In general, the review - the most extensive since the inquiries of the 1970s and 1980s - gave a tick to the principles underpinning current security and intelligence legislation. But it found it in need of rationalisation and modernisation. Porter characterised the reforms as evolutionary rather than revolutionary.
The review did have sharp observations about some agencies, including noting "an immature understanding of the foundational principles governing the intelligence agencies".
"This lack of understanding led some agencies to suggest that legitimate safeguards should be removed to, for example, facilitate better information sharing or relieve administrative burdens," the report said.
"The term 'administrative burden' tends to be thrown around too loosely by the [national intelligence community] agencies. Government should be wary of, and properly test, such claims."
The government has accepted almost all the recommendations, including for the new surveillance legislation. Some are accepted in principle or in part. Only four recommendations - none of them classified - have been rejected.
Richardson's report warns that reforming the surveillance legislation will take years. "This is due to the issues at play, the multitude of interested stakeholders at the Commonwealth, state and territory level and the controversy which attaches to what are, arguably, the most intrusive powers of the state".

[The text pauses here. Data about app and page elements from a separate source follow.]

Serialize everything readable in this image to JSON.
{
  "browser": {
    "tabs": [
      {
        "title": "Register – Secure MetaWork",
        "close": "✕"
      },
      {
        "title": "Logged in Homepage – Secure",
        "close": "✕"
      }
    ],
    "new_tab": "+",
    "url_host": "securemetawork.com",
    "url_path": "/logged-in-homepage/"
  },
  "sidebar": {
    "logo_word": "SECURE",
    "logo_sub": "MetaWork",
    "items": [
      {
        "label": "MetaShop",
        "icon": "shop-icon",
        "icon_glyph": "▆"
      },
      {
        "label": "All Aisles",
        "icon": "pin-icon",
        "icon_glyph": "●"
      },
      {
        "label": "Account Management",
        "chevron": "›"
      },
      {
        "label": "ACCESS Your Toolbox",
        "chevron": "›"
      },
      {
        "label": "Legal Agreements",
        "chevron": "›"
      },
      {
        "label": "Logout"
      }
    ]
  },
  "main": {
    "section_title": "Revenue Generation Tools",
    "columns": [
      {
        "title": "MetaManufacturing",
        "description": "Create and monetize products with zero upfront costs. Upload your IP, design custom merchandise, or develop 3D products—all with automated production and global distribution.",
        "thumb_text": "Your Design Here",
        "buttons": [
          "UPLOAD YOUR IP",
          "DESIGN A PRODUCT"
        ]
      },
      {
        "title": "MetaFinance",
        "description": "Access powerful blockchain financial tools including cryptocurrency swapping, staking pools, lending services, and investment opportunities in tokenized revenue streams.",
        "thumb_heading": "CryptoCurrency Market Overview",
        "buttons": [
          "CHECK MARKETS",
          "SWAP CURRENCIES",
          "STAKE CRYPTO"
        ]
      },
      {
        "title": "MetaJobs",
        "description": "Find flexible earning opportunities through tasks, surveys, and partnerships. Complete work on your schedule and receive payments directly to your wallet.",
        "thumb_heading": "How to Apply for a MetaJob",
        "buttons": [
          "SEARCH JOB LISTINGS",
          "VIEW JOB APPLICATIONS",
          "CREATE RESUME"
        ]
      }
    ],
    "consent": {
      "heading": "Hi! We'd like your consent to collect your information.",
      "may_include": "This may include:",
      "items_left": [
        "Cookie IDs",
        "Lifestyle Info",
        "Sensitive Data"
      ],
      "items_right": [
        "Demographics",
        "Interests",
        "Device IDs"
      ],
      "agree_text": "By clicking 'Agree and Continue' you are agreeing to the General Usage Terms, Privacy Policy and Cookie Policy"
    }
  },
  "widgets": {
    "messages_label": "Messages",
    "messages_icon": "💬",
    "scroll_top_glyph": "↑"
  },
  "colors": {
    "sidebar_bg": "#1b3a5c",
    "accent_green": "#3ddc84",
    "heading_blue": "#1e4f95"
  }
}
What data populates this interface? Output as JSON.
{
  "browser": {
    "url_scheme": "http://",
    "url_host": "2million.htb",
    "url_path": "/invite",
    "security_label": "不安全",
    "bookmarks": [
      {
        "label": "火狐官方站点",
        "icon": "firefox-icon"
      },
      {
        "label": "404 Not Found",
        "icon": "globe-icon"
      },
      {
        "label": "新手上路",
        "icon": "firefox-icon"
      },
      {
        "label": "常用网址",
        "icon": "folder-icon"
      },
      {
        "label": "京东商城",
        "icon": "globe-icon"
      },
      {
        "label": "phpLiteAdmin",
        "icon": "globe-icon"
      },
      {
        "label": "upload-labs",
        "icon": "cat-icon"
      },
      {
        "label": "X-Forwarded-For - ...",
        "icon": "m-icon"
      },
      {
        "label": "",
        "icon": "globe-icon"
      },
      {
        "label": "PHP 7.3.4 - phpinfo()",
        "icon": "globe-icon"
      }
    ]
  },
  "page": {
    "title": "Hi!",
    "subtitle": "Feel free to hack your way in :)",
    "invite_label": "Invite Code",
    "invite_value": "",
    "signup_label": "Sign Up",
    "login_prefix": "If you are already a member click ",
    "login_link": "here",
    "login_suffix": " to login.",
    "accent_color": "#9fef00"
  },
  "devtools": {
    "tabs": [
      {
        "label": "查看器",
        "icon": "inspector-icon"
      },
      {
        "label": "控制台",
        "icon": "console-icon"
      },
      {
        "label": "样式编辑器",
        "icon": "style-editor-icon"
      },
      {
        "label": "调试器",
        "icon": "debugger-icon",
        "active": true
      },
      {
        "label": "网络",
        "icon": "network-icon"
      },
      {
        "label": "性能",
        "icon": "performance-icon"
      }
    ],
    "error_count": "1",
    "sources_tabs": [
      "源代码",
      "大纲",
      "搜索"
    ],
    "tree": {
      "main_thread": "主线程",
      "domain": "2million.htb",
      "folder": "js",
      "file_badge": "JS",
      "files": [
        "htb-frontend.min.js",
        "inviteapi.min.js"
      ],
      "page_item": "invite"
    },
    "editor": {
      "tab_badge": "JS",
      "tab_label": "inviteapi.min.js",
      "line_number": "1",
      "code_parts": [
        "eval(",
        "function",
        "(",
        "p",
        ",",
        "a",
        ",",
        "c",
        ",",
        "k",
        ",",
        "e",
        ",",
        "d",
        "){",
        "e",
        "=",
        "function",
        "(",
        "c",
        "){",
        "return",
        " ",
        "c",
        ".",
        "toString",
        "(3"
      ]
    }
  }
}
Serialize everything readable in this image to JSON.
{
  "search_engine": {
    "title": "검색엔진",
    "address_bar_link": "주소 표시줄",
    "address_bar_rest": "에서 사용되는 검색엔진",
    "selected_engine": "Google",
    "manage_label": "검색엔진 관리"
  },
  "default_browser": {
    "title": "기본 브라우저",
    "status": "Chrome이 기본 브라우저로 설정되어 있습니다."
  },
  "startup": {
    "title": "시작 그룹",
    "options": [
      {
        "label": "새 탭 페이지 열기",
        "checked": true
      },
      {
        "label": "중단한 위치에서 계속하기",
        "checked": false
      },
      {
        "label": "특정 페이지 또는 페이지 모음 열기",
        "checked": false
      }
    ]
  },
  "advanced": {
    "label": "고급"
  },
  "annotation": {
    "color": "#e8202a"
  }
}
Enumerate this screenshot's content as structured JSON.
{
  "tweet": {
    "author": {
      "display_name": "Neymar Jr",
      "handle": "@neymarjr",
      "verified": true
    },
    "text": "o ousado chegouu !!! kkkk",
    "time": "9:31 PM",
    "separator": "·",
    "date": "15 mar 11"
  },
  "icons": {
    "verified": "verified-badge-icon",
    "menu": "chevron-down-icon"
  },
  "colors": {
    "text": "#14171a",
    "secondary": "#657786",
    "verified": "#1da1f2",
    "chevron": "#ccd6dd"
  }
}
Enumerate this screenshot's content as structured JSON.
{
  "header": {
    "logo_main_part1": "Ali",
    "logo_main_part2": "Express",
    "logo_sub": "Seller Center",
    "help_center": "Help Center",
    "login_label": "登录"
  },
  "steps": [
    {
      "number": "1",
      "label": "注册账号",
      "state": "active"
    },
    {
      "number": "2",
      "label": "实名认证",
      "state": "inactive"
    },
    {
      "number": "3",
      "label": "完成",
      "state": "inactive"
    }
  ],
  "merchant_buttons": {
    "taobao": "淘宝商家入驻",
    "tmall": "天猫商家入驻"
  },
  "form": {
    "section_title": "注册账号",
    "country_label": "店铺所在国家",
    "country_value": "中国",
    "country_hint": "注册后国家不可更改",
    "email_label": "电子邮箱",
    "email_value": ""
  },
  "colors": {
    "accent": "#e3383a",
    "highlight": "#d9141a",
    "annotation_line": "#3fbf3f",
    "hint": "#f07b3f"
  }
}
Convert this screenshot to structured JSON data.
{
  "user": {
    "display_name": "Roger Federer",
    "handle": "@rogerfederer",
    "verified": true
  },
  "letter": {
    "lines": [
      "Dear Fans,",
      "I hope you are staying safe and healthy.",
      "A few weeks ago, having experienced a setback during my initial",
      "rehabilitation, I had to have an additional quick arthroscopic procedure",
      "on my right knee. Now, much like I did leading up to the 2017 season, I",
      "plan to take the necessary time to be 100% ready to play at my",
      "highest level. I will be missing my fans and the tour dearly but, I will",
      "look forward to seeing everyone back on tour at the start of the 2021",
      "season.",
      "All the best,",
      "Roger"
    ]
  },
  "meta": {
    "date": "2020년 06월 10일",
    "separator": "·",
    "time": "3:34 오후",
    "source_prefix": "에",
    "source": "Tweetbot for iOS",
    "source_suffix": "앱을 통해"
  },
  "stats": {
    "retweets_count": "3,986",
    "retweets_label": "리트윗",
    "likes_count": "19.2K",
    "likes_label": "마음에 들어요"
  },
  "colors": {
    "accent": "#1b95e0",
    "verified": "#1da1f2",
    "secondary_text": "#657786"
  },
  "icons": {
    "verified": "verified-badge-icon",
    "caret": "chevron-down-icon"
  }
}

Porter said other changes the government would pursue included
strengthening ministerial control over ASIO's offshore activities
streamlining the provisions for issuing emergency warrants
ensuring oversight was better embedded when intelligence legislation is created
establishing an independent panel to provide technical expertise and assistance to the Inspector General of Intelligence and Security (IGIS).
One of the rejected recommendations would have enabled the parliamentary committee on security and intelligence to be able to request the IGIS to inquire into "the legality and propriety of particular operational activities".
In its rejection, the government said: "It remains appropriate for ministers to primarily oversee operations and be accountable to parliament".
The review recommends widening ASIO's power to collect foreign intelligence. Foreign intelligence means intelligence about the capabilities, intentions or activities of people or organisations outside Australia.
An example would be a dual citizen working in Australia on behalf of a foreign government. The amendment would allow the attorney-general to issue a warrant in relation to the person for the purpose of obtaining foreign intelligence.
At present "ASIO may obtain warrants authorising it to collect foreign intelligence inside Australia. However a warrant cannot be issued for the purpose of collecting information concerning an Australian citizen or permanent resident.
"This prohibition should not apply where an Australian citizen or permanent resident is acting for, or on behalf of, a foreign power."
The review recommended changes to prevent the delegation of the attorney-general's powers in relation to ASIO warrants and authorisations.
It also found "room to improve" how agencies manage risks to foreign relations.
"There is a simple need for agencies to consult and inform [the foreign affairs department] more readily than what they are doing at present when they are engaging in risky offshore activity."
Author: Michelle Grattan - Professorial Fellow, University of Canberra